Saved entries
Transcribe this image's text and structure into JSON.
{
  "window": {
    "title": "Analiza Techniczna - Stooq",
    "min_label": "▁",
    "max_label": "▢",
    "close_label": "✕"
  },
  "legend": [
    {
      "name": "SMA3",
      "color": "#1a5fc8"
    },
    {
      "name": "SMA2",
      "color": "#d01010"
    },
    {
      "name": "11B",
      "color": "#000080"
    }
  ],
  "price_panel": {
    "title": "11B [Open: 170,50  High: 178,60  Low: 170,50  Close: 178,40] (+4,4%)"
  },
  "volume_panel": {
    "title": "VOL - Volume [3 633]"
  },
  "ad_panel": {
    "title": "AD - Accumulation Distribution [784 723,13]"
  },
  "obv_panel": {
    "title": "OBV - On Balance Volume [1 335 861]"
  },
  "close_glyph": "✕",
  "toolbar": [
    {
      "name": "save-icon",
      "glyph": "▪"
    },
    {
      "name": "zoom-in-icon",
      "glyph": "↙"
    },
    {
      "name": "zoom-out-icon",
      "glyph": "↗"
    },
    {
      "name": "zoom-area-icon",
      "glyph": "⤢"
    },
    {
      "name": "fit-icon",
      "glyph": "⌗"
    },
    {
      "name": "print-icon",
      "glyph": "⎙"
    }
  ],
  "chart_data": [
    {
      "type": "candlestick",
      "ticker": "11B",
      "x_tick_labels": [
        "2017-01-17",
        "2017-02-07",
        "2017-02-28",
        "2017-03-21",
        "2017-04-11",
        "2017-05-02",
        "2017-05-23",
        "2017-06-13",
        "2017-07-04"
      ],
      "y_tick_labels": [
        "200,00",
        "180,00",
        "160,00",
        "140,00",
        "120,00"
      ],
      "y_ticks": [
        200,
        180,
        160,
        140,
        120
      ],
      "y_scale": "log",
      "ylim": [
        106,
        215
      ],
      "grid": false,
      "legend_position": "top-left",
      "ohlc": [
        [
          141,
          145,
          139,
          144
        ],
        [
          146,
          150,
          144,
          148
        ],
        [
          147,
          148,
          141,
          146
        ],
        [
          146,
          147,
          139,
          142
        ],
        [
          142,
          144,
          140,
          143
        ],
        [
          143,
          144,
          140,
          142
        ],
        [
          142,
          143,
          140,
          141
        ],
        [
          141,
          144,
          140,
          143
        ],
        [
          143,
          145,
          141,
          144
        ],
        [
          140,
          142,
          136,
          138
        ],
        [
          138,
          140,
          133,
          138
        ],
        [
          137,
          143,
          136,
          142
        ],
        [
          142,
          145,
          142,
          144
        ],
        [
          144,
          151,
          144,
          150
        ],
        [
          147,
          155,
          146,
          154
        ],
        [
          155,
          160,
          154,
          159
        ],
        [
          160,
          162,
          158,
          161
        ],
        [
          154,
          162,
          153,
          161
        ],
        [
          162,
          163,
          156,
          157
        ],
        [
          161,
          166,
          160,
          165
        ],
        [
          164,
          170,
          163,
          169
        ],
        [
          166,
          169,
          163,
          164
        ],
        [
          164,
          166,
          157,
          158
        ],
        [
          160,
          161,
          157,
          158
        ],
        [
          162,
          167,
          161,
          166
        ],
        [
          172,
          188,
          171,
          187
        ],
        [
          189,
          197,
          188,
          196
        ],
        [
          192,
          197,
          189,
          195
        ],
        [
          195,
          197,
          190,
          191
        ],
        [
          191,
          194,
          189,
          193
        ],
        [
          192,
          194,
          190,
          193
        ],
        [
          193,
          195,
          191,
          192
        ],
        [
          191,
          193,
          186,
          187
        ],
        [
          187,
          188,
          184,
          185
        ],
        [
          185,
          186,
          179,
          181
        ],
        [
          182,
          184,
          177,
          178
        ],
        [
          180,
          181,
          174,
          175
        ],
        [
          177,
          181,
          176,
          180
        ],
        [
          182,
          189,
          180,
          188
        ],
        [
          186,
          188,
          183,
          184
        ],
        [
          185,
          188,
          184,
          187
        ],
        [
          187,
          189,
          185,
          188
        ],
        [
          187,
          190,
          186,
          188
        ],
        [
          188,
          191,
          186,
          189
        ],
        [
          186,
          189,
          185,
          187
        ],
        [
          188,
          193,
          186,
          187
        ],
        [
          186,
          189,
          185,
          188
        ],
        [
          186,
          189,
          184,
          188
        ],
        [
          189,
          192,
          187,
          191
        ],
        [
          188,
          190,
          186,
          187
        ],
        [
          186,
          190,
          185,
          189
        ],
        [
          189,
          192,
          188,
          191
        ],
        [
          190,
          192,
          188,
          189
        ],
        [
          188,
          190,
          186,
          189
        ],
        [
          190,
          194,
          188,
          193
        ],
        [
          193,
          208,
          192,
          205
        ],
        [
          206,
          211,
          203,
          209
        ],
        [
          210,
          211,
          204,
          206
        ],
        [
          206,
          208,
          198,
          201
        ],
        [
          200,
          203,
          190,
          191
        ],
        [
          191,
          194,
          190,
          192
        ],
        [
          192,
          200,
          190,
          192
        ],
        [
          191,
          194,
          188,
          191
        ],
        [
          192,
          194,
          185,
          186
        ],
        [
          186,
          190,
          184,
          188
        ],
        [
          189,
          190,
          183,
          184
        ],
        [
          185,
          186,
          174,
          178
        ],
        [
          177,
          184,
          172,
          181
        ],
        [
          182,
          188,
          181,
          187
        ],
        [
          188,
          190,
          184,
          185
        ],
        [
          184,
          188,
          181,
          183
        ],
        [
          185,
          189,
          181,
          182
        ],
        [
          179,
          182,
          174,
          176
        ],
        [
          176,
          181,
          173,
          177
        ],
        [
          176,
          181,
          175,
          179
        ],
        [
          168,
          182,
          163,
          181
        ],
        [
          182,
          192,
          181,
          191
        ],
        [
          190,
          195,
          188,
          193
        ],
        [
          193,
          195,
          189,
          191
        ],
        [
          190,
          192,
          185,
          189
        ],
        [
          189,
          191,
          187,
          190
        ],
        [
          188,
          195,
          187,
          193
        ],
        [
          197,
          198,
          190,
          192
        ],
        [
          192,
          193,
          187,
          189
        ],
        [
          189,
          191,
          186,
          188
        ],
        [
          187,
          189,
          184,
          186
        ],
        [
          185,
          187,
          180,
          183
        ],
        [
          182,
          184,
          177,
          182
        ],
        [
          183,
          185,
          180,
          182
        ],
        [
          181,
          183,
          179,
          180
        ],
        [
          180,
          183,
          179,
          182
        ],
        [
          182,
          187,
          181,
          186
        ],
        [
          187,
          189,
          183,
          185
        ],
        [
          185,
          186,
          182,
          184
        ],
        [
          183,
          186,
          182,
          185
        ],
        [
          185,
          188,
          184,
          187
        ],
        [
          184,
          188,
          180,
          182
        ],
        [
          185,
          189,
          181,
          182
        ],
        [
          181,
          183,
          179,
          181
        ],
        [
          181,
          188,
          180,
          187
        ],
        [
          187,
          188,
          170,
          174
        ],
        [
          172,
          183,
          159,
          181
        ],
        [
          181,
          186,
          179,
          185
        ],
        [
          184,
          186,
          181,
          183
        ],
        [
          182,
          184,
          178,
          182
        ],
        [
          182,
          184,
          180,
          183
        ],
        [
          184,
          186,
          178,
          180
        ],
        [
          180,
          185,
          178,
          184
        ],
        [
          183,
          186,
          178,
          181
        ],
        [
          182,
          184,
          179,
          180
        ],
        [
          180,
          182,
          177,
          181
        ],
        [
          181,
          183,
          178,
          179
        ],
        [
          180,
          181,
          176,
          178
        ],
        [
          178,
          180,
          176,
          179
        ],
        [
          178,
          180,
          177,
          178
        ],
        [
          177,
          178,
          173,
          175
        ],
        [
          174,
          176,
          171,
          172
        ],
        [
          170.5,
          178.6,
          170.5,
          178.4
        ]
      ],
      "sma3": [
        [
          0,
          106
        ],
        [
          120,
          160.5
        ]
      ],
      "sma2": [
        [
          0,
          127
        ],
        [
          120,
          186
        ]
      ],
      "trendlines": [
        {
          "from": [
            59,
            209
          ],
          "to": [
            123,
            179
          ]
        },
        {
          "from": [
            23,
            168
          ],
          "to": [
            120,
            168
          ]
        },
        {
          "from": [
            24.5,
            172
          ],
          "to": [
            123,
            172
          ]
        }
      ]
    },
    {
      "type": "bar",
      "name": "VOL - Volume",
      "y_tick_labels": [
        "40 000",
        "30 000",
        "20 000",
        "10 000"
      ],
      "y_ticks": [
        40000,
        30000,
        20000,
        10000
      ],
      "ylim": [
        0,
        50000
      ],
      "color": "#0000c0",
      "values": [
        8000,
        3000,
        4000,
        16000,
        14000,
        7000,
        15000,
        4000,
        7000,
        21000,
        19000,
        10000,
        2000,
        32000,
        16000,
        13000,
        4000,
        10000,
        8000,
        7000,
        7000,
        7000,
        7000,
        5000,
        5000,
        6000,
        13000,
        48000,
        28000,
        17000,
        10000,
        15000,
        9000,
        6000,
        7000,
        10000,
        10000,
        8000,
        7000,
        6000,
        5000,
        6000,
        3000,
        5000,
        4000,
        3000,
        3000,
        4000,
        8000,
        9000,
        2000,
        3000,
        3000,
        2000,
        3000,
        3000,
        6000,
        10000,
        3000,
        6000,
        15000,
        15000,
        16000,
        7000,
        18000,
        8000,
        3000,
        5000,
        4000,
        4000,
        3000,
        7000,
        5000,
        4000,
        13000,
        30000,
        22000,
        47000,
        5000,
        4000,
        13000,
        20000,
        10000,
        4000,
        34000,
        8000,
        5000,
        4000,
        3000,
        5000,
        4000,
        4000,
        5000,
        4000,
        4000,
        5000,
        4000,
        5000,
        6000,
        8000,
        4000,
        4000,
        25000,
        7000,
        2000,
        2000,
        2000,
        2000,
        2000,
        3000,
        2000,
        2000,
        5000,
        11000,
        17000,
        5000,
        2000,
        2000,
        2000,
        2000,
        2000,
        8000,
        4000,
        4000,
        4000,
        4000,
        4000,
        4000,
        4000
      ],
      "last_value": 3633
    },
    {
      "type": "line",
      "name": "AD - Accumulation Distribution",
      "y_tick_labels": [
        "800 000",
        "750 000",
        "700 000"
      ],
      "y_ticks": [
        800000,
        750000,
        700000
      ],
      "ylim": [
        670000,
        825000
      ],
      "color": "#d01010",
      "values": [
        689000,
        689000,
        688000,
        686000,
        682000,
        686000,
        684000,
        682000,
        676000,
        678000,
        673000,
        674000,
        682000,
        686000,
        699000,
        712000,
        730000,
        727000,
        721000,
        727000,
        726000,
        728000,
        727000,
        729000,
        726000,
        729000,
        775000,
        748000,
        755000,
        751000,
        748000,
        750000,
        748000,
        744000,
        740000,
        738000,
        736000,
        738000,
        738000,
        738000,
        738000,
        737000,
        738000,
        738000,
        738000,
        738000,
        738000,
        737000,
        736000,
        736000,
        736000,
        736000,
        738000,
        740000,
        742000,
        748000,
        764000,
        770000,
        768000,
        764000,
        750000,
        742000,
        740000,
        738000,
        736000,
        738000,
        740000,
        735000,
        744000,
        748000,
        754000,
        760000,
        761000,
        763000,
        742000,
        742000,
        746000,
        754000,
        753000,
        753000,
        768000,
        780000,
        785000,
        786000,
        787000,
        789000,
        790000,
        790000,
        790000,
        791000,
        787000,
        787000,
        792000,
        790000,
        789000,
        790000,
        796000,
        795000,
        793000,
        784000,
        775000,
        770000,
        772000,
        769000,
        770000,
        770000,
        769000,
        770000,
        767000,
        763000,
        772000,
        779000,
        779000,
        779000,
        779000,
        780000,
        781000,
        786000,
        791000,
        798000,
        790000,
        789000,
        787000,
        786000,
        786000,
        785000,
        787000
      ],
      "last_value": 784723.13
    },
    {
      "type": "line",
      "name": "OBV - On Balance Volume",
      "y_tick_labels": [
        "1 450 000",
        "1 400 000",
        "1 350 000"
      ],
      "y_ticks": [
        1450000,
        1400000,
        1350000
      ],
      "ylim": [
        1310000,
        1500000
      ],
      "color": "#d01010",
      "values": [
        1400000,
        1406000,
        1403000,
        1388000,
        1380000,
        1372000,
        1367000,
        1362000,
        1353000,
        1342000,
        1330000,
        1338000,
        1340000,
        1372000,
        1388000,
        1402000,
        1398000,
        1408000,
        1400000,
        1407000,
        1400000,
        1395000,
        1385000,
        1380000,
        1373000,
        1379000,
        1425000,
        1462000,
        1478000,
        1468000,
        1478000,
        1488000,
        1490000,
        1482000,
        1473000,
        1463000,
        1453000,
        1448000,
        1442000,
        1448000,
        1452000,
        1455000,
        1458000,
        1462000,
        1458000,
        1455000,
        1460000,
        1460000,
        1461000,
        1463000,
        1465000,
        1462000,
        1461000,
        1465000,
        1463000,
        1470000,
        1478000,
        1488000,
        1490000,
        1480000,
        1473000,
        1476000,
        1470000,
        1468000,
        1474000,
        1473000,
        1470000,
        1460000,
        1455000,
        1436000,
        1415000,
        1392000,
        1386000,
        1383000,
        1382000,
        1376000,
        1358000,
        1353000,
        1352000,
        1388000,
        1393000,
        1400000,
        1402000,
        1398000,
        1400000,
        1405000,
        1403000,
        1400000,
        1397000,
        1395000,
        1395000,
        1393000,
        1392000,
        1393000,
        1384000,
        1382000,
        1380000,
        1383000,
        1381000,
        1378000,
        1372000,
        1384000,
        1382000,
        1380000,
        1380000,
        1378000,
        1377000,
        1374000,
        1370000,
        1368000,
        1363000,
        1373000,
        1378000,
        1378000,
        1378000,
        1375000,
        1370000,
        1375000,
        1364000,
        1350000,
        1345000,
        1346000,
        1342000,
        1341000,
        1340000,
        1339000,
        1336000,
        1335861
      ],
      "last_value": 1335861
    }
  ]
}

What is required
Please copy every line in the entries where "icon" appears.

Output of the task
      "name": "save-icon",
      "name": "zoom-in-icon",
      "name": "zoom-out-icon",
      "name": "zoom-area-icon",
      "name": "fit-icon",
      "name": "print-icon",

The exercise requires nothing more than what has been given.